▸ Problem details:
Each of the entries below is to be written out exactly, and the images skipped.

[Web page and app entries]
•••••

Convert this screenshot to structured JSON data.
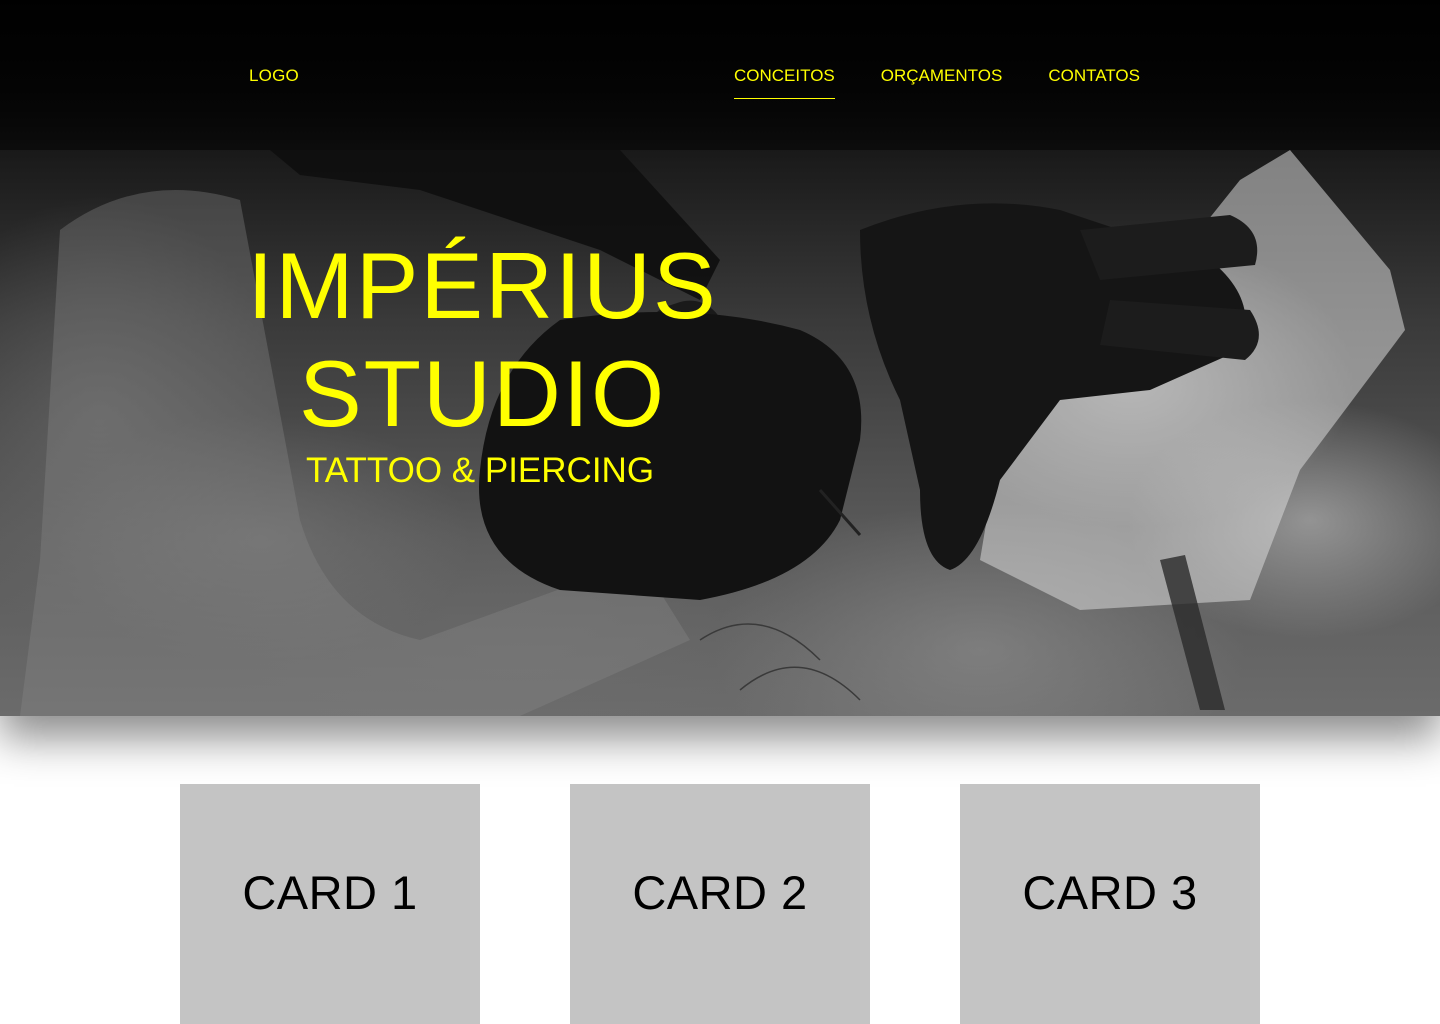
{
  "header": {
    "logo": "LOGO",
    "nav": [
      {
        "label": "CONCEITOS",
        "active": true
      },
      {
        "label": "ORÇAMENTOS",
        "active": false
      },
      {
        "label": "CONTATOS",
        "active": false
      }
    ]
  },
  "hero": {
    "title_line1": "IMPÉRIUS",
    "title_line2": "STUDIO",
    "subtitle": "TATTOO & PIERCING",
    "background": "black-and-white photo of gloved hands tattooing"
  },
  "cards": [
    {
      "label": "CARD 1"
    },
    {
      "label": "CARD 2"
    },
    {
      "label": "CARD 3"
    }
  ],
  "colors": {
    "accent": "#ffff00",
    "card_bg": "#c4c4c4",
    "card_text": "#000000"
  }
}
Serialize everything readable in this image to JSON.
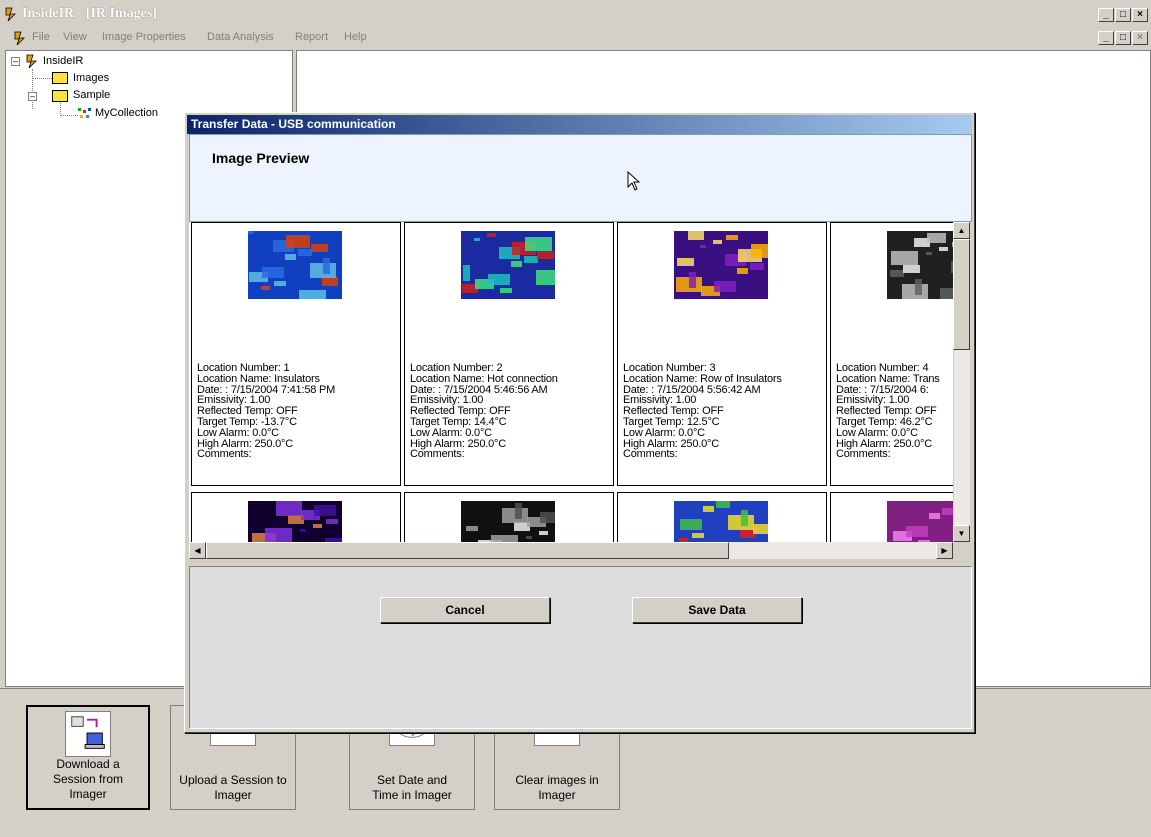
{
  "window": {
    "title": "InsideIR - [IR Images]",
    "controls": [
      "_",
      "□",
      "X"
    ]
  },
  "menu": [
    "File",
    "View",
    "Image Properties",
    "Data Analysis",
    "Report",
    "Help"
  ],
  "tree": {
    "root": "InsideIR",
    "children": [
      "Images",
      "Sample"
    ],
    "sample_children": [
      "MyCollection"
    ]
  },
  "dialog": {
    "title": "Transfer Data - USB communication",
    "preview_heading": "Image Preview",
    "cancel_label": "Cancel",
    "save_label": "Save Data"
  },
  "images": [
    {
      "location_number": "Location Number: 1",
      "location_name": "Location Name: Insulators",
      "date": "Date: : 7/15/2004 7:41:58 PM",
      "emissivity": "Emissivity: 1.00",
      "reflected": "Reflected Temp: OFF",
      "target": "Target Temp: -13.7°C",
      "low_alarm": "Low Alarm: 0.0°C",
      "high_alarm": "High Alarm: 250.0°C",
      "comments": "Comments:",
      "palette": [
        "#1040c0",
        "#2a6be0",
        "#60c0e0",
        "#e04000"
      ]
    },
    {
      "location_number": "Location Number: 2",
      "location_name": "Location Name: Hot connection",
      "date": "Date: : 7/15/2004 5:46:56 AM",
      "emissivity": "Emissivity: 1.00",
      "reflected": "Reflected Temp: OFF",
      "target": "Target Temp: 14.4°C",
      "low_alarm": "Low Alarm: 0.0°C",
      "high_alarm": "High Alarm: 250.0°C",
      "comments": "Comments:",
      "palette": [
        "#1a2aa0",
        "#20c0c0",
        "#40e080",
        "#d02020"
      ]
    },
    {
      "location_number": "Location Number: 3",
      "location_name": "Location Name: Row of Insulators",
      "date": "Date: : 7/15/2004 5:56:42 AM",
      "emissivity": "Emissivity: 1.00",
      "reflected": "Reflected Temp: OFF",
      "target": "Target Temp: 12.5°C",
      "low_alarm": "Low Alarm: 0.0°C",
      "high_alarm": "High Alarm: 250.0°C",
      "comments": "Comments:",
      "palette": [
        "#3a1080",
        "#8020c0",
        "#ffb000",
        "#ffe060"
      ]
    },
    {
      "location_number": "Location Number: 4",
      "location_name": "Location Name: Trans",
      "date": "Date: : 7/15/2004 6:",
      "emissivity": "Emissivity: 1.00",
      "reflected": "Reflected Temp: OFF",
      "target": "Target Temp: 46.2°C",
      "low_alarm": "Low Alarm: 0.0°C",
      "high_alarm": "High Alarm: 250.0°C",
      "comments": "Comments:",
      "palette": [
        "#202020",
        "#606060",
        "#c0c0c0",
        "#f0f0f0"
      ]
    }
  ],
  "row2_palettes": [
    [
      "#100030",
      "#4010a0",
      "#8030e0",
      "#e08040"
    ],
    [
      "#101010",
      "#505050",
      "#a0a0a0",
      "#f0f0f0"
    ],
    [
      "#2040c0",
      "#40c040",
      "#f0e020",
      "#e02020"
    ],
    [
      "#802080",
      "#c040c0",
      "#f080f0",
      "#ffc0ff"
    ]
  ],
  "toolbar": [
    {
      "label": "Download a Session from Imager",
      "pressed": true
    },
    {
      "label": "Upload a Session to Imager",
      "pressed": false
    },
    {
      "label": "Set Date and Time in Imager",
      "pressed": false
    },
    {
      "label": "Clear images in Imager",
      "pressed": false
    }
  ]
}
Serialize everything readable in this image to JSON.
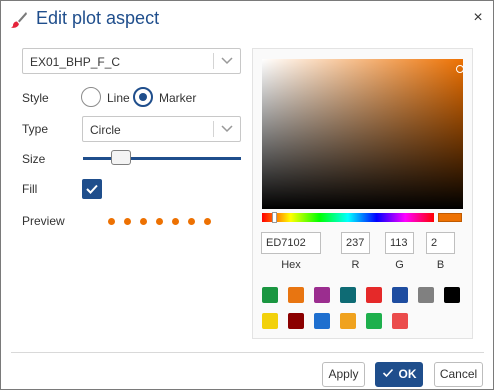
{
  "dialog": {
    "title": "Edit plot aspect",
    "close_label": "×"
  },
  "series_select": {
    "value": "EX01_BHP_F_C"
  },
  "style": {
    "label": "Style",
    "options": [
      "Line",
      "Marker"
    ],
    "selected": "Marker"
  },
  "type": {
    "label": "Type",
    "value": "Circle"
  },
  "size": {
    "label": "Size",
    "value_fraction": 0.2
  },
  "fill": {
    "label": "Fill",
    "checked": true
  },
  "preview": {
    "label": "Preview",
    "marker_color": "#ED7102",
    "marker_count": 7
  },
  "color_picker": {
    "hex": "ED7102",
    "r": "237",
    "g": "113",
    "b": "2",
    "labels": {
      "hex": "Hex",
      "r": "R",
      "g": "G",
      "b": "B"
    },
    "swatches": [
      "#1a9641",
      "#e87511",
      "#9b2d8f",
      "#0e6b74",
      "#e52929",
      "#1e4da0",
      "#808080",
      "#000000",
      "#f2d10b",
      "#8b0000",
      "#1e6fcf",
      "#f0a21e",
      "#1eb04d",
      "#eb4c4c"
    ]
  },
  "buttons": {
    "apply": "Apply",
    "ok": "OK",
    "cancel": "Cancel"
  }
}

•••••

▸ Task response:
Convert this screenshot to structured JSON data.
{
  "header": {
    "logo": "LOGO",
    "nav": [
      {
        "label": "CONCEITOS",
        "active": true
      },
      {
        "label": "ORÇAMENTOS",
        "active": false
      },
      {
        "label": "CONTATOS",
        "active": false
      }
    ]
  },
  "hero": {
    "title_line1": "IMPÉRIUS",
    "title_line2": "STUDIO",
    "subtitle": "TATTOO & PIERCING",
    "background": "black-and-white photo of gloved hands tattooing"
  },
  "cards": [
    {
      "label": "CARD 1"
    },
    {
      "label": "CARD 2"
    },
    {
      "label": "CARD 3"
    }
  ],
  "colors": {
    "accent": "#ffff00",
    "card_bg": "#c4c4c4",
    "card_text": "#000000"
  }
}
Serialize everything readable in this image to JSON.
{
  "window": {
    "title": "InsideIR - [IR Images]",
    "controls": [
      "_",
      "□",
      "X"
    ]
  },
  "menu": [
    "File",
    "View",
    "Image Properties",
    "Data Analysis",
    "Report",
    "Help"
  ],
  "tree": {
    "root": "InsideIR",
    "children": [
      "Images",
      "Sample"
    ],
    "sample_children": [
      "MyCollection"
    ]
  },
  "dialog": {
    "title": "Transfer Data - USB communication",
    "preview_heading": "Image Preview",
    "cancel_label": "Cancel",
    "save_label": "Save Data"
  },
  "images": [
    {
      "location_number": "Location Number: 1",
      "location_name": "Location Name: Insulators",
      "date": "Date: : 7/15/2004 7:41:58 PM",
      "emissivity": "Emissivity: 1.00",
      "reflected": "Reflected Temp: OFF",
      "target": "Target Temp: -13.7°C",
      "low_alarm": "Low Alarm: 0.0°C",
      "high_alarm": "High Alarm: 250.0°C",
      "comments": "Comments:",
      "palette": [
        "#1040c0",
        "#2a6be0",
        "#60c0e0",
        "#e04000"
      ]
    },
    {
      "location_number": "Location Number: 2",
      "location_name": "Location Name: Hot connection",
      "date": "Date: : 7/15/2004 5:46:56 AM",
      "emissivity": "Emissivity: 1.00",
      "reflected": "Reflected Temp: OFF",
      "target": "Target Temp: 14.4°C",
      "low_alarm": "Low Alarm: 0.0°C",
      "high_alarm": "High Alarm: 250.0°C",
      "comments": "Comments:",
      "palette": [
        "#1a2aa0",
        "#20c0c0",
        "#40e080",
        "#d02020"
      ]
    },
    {
      "location_number": "Location Number: 3",
      "location_name": "Location Name: Row of Insulators",
      "date": "Date: : 7/15/2004 5:56:42 AM",
      "emissivity": "Emissivity: 1.00",
      "reflected": "Reflected Temp: OFF",
      "target": "Target Temp: 12.5°C",
      "low_alarm": "Low Alarm: 0.0°C",
      "high_alarm": "High Alarm: 250.0°C",
      "comments": "Comments:",
      "palette": [
        "#3a1080",
        "#8020c0",
        "#ffb000",
        "#ffe060"
      ]
    },
    {
      "location_number": "Location Number: 4",
      "location_name": "Location Name: Trans",
      "date": "Date: : 7/15/2004 6:",
      "emissivity": "Emissivity: 1.00",
      "reflected": "Reflected Temp: OFF",
      "target": "Target Temp: 46.2°C",
      "low_alarm": "Low Alarm: 0.0°C",
      "high_alarm": "High Alarm: 250.0°C",
      "comments": "Comments:",
      "palette": [
        "#202020",
        "#606060",
        "#c0c0c0",
        "#f0f0f0"
      ]
    }
  ],
  "row2_palettes": [
    [
      "#100030",
      "#4010a0",
      "#8030e0",
      "#e08040"
    ],
    [
      "#101010",
      "#505050",
      "#a0a0a0",
      "#f0f0f0"
    ],
    [
      "#2040c0",
      "#40c040",
      "#f0e020",
      "#e02020"
    ],
    [
      "#802080",
      "#c040c0",
      "#f080f0",
      "#ffc0ff"
    ]
  ],
  "toolbar": [
    {
      "label": "Download a Session from Imager",
      "pressed": true
    },
    {
      "label": "Upload a Session to Imager",
      "pressed": false
    },
    {
      "label": "Set Date and Time in Imager",
      "pressed": false
    },
    {
      "label": "Clear images in Imager",
      "pressed": false
    }
  ]
}
Serialize everything readable in this image to JSON.
{
  "dialog": {
    "title": "Edit plot aspect",
    "close_label": "×"
  },
  "series_select": {
    "value": "EX01_BHP_F_C"
  },
  "style": {
    "label": "Style",
    "options": [
      "Line",
      "Marker"
    ],
    "selected": "Marker"
  },
  "type": {
    "label": "Type",
    "value": "Circle"
  },
  "size": {
    "label": "Size",
    "value_fraction": 0.2
  },
  "fill": {
    "label": "Fill",
    "checked": true
  },
  "preview": {
    "label": "Preview",
    "marker_color": "#ED7102",
    "marker_count": 7
  },
  "color_picker": {
    "hex": "ED7102",
    "r": "237",
    "g": "113",
    "b": "2",
    "labels": {
      "hex": "Hex",
      "r": "R",
      "g": "G",
      "b": "B"
    },
    "swatches": [
      "#1a9641",
      "#e87511",
      "#9b2d8f",
      "#0e6b74",
      "#e52929",
      "#1e4da0",
      "#808080",
      "#000000",
      "#f2d10b",
      "#8b0000",
      "#1e6fcf",
      "#f0a21e",
      "#1eb04d",
      "#eb4c4c"
    ]
  },
  "buttons": {
    "apply": "Apply",
    "ok": "OK",
    "cancel": "Cancel"
  }
}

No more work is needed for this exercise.